Not only can every member of our race access this reality and verify our understanding of it, but all intelligent beings of planets whirling around stars in distant galaxies will (or have) come to the same understanding. As they fathom the stars and galaxies in their skies, they discover the same hydrogen and helium atoms that we have discovered; they see that these atoms have very small and very massive nuclei. And if they have reached the stage of our 1980 physics, they know that these nuclei are composed of quarks, which, in a colossal explosion, came into existence, free for a fleeting moment, but eternally trapped inside protons and neutrons which make up the nuclei.
If the universal reality is the product of scientific research, then the knowledge of that reality is nothing but scientific knowledge. A child “knows” that there are monsters under his bed; a member of a tribe “knows” that the world was created by a giant frog; a Christian fundamentalist “knows” that blowing up an abortion clinic is the right thing to do; and the president of a powerful country “knows” that his conflict with a weaker country can be solved by bombing the latter.

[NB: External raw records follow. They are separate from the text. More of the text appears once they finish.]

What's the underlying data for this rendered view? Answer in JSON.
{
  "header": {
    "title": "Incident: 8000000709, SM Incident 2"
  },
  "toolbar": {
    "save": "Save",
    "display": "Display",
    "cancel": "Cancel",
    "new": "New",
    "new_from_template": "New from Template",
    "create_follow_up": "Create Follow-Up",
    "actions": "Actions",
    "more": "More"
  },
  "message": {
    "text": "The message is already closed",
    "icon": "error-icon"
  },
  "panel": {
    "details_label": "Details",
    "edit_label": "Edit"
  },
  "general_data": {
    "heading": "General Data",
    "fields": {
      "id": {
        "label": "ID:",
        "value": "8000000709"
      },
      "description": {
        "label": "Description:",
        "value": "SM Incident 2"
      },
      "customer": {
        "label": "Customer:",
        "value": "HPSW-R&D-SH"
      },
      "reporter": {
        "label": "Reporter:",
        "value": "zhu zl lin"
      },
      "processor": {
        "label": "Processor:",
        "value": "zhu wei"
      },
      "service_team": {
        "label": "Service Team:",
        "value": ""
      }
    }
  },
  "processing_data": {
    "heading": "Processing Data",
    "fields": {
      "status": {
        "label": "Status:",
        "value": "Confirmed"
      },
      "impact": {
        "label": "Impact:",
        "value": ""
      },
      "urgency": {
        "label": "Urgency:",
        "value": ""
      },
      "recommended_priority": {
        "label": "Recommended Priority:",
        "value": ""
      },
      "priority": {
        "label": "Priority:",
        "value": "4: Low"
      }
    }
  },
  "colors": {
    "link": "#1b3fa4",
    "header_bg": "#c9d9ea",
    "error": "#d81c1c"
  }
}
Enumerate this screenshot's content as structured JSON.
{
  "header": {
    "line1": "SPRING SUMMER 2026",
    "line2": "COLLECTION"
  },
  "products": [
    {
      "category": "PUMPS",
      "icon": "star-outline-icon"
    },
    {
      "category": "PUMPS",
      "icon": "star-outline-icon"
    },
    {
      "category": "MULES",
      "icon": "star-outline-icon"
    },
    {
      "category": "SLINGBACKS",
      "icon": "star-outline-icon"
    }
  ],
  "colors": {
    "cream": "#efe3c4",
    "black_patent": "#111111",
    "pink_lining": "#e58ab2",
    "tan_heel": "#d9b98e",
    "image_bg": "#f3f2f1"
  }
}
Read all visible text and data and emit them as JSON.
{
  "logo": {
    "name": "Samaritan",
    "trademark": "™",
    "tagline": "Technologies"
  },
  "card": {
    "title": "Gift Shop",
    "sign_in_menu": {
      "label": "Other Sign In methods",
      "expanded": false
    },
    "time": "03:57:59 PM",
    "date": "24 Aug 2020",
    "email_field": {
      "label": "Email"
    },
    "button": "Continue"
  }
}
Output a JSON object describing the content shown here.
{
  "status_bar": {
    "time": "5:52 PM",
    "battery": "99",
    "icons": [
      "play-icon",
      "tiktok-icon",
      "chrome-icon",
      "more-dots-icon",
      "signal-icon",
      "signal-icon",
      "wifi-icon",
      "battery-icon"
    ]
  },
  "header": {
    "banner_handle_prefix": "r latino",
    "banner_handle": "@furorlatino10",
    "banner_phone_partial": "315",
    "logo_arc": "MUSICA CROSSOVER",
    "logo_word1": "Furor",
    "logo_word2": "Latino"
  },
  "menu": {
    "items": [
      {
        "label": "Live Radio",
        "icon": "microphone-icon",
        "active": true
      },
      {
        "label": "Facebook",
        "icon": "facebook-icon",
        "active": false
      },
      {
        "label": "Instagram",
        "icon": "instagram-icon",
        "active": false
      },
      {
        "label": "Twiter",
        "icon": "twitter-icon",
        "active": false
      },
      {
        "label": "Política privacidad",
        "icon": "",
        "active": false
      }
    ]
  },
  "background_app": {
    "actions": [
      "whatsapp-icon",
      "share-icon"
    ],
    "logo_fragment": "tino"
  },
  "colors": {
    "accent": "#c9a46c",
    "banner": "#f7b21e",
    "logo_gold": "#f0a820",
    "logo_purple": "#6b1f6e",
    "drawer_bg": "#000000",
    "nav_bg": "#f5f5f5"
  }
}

Once you step outside the domain of science, the boundary between ignorance and knowledge disappears.